_What this task involves_
The word "title" may appear in some lines of the data; copy every such line.

_Given information_
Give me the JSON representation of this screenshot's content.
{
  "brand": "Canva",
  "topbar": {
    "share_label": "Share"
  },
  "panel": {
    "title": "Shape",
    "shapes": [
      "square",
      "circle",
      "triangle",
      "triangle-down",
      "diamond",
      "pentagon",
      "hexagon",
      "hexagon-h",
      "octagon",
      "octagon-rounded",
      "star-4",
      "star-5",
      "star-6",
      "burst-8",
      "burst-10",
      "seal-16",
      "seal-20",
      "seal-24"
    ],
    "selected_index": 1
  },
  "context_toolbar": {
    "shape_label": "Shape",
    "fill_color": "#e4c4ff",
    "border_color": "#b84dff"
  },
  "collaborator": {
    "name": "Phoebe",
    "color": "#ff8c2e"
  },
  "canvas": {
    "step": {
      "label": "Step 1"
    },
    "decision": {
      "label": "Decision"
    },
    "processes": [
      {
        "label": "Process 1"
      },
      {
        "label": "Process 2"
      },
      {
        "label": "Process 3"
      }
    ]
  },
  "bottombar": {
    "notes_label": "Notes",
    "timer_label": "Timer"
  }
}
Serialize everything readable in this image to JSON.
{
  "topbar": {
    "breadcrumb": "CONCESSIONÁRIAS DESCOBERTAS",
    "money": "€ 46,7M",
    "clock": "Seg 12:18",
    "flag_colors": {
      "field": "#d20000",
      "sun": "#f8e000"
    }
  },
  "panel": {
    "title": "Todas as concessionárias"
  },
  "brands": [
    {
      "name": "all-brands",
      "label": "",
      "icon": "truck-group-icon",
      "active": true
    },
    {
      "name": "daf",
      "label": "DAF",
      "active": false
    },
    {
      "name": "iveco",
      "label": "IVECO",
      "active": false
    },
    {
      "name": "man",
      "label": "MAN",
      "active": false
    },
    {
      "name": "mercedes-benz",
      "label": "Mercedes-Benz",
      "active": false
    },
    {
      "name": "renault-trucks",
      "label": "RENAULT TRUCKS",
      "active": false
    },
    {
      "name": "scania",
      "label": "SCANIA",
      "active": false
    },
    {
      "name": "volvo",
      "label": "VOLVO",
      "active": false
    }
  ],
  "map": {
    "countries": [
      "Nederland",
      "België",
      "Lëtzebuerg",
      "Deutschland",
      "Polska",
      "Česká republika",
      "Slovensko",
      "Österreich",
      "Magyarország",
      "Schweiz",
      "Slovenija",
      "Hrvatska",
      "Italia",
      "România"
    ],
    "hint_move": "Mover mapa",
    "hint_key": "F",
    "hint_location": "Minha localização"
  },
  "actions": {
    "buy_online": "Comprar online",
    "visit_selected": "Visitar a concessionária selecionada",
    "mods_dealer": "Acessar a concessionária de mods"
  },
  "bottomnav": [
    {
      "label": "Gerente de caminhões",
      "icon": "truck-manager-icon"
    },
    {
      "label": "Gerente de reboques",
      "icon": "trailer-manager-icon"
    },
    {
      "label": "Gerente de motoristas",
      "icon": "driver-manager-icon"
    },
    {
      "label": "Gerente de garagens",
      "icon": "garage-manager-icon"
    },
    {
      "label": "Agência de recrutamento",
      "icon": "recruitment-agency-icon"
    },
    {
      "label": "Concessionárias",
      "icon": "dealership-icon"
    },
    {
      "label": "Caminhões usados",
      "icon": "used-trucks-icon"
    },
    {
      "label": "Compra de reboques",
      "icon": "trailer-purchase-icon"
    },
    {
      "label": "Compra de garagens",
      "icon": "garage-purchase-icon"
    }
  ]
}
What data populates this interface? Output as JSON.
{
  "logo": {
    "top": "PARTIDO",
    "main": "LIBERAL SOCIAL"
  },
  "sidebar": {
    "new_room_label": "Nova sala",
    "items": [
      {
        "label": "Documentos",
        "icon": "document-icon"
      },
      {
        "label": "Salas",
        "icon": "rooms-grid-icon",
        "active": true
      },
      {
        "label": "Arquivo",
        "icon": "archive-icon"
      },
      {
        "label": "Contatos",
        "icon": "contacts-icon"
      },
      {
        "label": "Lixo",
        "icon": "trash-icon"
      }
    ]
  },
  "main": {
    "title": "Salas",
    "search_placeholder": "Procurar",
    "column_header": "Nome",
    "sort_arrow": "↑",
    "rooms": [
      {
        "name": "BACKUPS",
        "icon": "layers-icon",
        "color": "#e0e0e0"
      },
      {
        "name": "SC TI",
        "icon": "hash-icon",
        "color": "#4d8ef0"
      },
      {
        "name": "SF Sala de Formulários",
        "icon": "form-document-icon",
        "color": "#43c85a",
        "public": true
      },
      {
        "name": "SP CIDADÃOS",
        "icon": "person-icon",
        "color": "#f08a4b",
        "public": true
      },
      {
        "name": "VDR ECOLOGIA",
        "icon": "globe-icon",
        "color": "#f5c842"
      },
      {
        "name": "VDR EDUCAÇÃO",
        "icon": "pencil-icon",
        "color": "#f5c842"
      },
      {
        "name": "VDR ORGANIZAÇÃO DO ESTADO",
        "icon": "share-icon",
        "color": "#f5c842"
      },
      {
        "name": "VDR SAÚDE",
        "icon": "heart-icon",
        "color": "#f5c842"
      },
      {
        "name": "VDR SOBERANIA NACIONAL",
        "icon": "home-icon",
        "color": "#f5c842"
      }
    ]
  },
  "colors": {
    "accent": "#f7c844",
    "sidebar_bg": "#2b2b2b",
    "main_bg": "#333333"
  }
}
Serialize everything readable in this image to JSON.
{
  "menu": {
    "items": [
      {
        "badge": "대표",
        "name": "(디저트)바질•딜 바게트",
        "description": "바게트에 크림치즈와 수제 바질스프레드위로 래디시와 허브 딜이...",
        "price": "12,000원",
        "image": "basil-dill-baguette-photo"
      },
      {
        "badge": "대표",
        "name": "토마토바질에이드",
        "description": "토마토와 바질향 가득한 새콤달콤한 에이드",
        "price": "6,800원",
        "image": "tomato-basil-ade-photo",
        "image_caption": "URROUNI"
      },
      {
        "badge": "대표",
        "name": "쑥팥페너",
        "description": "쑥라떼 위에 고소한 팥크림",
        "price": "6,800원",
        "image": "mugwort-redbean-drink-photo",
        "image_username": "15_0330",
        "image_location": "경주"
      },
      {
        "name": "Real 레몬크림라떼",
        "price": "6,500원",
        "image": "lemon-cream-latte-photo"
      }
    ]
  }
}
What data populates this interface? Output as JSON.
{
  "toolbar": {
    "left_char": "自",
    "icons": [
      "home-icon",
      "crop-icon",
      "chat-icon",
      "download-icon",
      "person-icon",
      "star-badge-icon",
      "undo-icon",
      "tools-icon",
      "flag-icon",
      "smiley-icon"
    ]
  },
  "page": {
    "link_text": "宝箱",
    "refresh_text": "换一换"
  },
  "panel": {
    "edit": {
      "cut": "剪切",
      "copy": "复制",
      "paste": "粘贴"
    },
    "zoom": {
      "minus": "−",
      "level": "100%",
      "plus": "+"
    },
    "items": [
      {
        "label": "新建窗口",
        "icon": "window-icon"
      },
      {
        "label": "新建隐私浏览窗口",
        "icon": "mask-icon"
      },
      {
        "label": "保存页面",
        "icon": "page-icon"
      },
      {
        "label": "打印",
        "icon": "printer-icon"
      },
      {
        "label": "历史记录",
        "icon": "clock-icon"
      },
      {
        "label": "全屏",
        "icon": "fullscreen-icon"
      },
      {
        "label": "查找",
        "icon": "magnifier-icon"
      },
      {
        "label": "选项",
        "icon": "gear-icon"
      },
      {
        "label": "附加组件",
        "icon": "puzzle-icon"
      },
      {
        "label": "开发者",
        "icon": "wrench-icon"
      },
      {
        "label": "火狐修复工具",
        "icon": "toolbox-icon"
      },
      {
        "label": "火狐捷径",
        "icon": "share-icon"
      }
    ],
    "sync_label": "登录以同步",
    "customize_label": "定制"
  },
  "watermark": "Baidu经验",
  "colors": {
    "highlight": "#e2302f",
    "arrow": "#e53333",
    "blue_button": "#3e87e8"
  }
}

_Result_
    "title": "Shape",
    "title": "Todas as concessionárias"
    "title": "Salas",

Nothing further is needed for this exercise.